__Task instructions__: What lines in the following entries hold the word "HeadersUtils"? Copy each one.

BEGIN Given data

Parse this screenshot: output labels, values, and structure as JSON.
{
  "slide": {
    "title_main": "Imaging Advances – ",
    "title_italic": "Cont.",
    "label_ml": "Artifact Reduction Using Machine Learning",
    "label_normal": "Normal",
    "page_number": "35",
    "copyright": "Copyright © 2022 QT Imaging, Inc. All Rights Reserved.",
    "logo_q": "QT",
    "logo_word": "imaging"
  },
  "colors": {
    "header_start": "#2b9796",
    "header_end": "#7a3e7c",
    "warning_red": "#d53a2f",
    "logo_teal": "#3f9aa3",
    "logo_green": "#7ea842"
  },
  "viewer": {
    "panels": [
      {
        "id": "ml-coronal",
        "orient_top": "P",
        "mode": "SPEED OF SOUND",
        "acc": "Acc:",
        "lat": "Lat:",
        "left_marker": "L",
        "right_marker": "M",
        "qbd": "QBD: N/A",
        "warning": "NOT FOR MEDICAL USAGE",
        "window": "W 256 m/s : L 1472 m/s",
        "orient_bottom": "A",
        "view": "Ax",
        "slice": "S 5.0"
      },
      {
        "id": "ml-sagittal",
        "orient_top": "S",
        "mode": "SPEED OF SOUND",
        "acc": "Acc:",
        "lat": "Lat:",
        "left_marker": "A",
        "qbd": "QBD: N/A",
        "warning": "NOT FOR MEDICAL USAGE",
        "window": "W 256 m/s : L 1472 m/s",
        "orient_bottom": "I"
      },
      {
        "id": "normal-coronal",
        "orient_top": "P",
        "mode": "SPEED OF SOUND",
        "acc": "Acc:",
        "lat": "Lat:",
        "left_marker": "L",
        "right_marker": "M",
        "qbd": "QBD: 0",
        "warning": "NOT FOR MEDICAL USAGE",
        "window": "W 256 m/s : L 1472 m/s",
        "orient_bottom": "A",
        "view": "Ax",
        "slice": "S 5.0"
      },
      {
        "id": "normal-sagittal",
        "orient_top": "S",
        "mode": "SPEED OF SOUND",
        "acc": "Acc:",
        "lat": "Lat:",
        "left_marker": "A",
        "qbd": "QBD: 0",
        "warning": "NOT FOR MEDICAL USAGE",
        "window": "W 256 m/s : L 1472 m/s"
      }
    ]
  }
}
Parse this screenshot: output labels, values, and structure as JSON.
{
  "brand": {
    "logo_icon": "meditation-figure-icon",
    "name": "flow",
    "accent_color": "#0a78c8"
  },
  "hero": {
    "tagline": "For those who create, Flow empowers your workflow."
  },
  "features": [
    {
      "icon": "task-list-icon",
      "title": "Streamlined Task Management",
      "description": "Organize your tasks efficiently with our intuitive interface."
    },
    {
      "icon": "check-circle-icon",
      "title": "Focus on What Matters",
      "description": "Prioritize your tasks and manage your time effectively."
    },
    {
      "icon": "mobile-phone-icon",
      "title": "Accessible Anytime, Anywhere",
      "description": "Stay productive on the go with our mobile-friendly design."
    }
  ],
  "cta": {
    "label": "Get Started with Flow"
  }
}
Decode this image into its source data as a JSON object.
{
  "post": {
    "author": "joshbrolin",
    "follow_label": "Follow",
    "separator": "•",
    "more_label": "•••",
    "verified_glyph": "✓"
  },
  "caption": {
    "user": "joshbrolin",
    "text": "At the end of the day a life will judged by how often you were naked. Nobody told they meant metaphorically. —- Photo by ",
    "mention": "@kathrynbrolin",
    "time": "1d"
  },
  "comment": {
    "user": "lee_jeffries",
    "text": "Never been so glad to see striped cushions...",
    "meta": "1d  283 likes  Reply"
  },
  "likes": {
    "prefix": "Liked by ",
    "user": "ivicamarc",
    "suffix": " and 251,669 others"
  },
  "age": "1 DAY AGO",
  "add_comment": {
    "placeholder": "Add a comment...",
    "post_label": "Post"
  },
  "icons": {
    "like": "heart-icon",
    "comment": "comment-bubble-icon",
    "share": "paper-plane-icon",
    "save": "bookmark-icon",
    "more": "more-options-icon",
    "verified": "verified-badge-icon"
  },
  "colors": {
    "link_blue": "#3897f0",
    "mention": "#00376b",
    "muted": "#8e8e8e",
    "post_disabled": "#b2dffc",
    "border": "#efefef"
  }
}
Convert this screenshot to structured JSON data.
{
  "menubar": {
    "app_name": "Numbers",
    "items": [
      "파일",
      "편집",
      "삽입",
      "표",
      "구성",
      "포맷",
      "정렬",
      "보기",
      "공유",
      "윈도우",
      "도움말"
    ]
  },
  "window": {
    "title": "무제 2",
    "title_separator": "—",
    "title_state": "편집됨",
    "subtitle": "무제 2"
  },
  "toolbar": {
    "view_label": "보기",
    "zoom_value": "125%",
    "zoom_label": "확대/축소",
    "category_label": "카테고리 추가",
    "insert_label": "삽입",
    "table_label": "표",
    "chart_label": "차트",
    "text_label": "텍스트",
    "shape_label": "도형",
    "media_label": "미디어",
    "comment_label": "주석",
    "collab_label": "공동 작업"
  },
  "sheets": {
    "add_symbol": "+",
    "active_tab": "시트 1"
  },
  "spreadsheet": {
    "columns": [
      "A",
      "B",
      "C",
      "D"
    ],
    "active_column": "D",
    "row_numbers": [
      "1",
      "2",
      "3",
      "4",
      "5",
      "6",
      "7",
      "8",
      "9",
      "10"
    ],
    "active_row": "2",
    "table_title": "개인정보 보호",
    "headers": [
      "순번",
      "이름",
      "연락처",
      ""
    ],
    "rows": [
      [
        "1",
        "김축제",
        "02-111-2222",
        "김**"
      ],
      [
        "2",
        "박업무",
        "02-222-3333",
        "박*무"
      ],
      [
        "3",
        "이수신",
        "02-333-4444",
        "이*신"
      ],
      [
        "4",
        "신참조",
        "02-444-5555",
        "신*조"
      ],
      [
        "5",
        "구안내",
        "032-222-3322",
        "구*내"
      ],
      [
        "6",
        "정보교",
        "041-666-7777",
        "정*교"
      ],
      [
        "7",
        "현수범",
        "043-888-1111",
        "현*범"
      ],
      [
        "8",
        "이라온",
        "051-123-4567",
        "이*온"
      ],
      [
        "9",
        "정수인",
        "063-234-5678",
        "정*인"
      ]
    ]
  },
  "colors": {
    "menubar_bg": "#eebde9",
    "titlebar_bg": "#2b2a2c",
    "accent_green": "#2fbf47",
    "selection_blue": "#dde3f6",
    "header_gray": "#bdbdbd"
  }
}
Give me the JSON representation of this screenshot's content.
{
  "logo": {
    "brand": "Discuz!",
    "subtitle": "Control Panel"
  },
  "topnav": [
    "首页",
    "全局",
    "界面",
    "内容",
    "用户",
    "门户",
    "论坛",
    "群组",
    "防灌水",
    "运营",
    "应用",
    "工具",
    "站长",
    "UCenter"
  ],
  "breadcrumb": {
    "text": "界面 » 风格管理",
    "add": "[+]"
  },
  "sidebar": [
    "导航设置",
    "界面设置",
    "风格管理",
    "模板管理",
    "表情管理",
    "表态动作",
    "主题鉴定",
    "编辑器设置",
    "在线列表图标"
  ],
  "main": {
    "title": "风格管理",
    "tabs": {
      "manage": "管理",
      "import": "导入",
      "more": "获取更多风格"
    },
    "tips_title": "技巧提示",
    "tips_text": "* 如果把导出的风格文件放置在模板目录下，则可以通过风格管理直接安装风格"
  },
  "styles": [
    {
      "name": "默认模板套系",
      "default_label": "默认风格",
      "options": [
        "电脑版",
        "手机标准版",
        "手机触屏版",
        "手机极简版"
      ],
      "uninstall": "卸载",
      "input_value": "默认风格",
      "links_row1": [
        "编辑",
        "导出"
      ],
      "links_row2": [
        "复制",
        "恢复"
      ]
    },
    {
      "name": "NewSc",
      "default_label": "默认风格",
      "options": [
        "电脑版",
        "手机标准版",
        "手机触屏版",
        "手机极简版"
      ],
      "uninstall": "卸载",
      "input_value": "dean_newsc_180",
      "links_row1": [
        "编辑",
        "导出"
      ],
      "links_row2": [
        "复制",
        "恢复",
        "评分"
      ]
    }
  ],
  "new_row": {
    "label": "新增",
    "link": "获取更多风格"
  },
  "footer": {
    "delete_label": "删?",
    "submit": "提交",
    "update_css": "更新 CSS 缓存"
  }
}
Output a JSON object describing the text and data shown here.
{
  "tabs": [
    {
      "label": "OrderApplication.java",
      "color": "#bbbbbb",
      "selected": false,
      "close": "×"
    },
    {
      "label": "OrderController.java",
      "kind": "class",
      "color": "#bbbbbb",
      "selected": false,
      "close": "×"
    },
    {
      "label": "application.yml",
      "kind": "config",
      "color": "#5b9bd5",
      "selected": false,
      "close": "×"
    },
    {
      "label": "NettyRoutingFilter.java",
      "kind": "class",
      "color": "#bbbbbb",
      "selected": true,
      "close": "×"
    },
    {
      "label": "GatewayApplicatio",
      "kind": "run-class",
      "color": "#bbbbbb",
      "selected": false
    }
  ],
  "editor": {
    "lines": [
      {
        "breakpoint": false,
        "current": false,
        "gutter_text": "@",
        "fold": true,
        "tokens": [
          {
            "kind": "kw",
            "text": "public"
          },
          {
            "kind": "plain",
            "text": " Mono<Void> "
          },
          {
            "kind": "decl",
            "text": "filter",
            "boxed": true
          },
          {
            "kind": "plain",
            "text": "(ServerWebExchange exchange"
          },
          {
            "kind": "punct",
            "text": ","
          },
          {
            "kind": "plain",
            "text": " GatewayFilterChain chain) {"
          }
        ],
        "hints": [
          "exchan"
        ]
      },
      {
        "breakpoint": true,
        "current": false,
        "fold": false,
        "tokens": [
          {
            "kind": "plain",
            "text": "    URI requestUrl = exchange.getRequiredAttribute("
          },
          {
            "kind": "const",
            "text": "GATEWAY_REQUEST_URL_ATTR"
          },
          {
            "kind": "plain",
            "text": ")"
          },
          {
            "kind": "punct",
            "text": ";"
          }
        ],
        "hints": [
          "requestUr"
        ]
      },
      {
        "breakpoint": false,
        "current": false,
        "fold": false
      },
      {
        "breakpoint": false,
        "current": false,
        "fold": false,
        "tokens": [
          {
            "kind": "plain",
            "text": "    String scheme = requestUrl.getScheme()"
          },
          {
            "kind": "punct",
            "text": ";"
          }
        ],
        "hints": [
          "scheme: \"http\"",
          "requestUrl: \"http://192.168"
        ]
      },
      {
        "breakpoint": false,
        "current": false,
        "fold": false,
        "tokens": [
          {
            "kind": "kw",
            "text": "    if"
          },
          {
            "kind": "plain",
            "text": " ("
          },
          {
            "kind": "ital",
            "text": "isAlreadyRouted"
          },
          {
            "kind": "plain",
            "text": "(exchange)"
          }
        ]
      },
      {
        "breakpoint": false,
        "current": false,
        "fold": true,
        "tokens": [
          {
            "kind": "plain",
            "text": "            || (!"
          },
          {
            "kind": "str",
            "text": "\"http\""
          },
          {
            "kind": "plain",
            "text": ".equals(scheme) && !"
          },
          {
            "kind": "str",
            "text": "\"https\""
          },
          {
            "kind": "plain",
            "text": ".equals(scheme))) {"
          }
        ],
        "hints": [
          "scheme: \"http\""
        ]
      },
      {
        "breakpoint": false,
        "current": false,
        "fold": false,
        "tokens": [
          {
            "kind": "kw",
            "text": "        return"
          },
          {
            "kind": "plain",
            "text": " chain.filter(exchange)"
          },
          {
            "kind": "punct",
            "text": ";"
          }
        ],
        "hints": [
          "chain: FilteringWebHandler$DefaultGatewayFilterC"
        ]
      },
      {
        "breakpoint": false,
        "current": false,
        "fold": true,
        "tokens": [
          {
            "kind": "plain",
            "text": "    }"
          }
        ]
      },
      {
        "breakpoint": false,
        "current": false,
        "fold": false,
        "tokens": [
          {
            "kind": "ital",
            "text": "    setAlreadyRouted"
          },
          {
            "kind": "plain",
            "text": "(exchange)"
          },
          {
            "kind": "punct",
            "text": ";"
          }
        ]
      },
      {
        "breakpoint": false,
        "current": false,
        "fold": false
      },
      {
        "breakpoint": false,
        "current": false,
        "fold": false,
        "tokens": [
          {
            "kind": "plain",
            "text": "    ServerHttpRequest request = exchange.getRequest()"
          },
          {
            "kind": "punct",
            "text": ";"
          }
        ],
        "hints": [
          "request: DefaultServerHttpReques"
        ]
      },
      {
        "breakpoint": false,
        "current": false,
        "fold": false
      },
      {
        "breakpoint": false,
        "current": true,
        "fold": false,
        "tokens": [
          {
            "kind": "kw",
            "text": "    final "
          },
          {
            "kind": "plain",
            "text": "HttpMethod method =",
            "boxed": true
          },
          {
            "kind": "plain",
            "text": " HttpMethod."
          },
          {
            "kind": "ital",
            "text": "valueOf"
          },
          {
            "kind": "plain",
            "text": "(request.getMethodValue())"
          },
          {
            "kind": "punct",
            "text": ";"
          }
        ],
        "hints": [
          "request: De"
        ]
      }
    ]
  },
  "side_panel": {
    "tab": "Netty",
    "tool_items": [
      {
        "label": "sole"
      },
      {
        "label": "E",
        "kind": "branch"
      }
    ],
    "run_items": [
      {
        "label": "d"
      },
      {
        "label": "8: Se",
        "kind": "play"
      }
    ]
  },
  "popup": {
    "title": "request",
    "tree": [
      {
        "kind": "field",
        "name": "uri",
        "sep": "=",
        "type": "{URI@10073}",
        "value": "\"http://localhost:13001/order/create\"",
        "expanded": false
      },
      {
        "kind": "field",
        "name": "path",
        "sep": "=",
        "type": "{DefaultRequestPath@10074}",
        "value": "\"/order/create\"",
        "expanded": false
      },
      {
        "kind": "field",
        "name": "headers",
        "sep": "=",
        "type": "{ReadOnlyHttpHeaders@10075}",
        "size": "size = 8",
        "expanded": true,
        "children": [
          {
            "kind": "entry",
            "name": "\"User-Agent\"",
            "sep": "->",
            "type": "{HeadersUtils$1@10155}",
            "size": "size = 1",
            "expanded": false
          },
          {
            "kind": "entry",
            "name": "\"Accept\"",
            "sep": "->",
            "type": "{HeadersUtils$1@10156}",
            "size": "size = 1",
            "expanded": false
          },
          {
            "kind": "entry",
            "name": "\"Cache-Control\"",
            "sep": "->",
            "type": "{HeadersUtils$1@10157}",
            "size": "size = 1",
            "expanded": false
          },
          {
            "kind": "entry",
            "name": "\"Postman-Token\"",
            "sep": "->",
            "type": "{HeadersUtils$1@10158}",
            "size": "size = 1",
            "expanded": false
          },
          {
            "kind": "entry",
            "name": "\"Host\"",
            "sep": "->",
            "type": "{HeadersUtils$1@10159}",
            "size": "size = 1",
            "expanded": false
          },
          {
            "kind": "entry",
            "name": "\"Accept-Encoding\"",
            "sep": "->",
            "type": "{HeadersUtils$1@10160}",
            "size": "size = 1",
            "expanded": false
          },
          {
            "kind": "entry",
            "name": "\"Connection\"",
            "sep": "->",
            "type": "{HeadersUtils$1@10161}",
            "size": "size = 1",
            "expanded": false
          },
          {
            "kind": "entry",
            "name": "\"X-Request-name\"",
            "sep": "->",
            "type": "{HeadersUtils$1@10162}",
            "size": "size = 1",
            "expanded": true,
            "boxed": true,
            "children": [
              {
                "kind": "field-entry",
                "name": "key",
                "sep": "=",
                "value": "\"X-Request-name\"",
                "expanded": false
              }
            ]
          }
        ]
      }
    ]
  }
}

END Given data

__Task response__:
            "type": "{HeadersUtils$1@10155}",
            "type": "{HeadersUtils$1@10156}",
            "type": "{HeadersUtils$1@10157}",
            "type": "{HeadersUtils$1@10158}",
            "type": "{HeadersUtils$1@10159}",
            "type": "{HeadersUtils$1@10160}",
            "type": "{HeadersUtils$1@10161}",
            "type": "{HeadersUtils$1@10162}",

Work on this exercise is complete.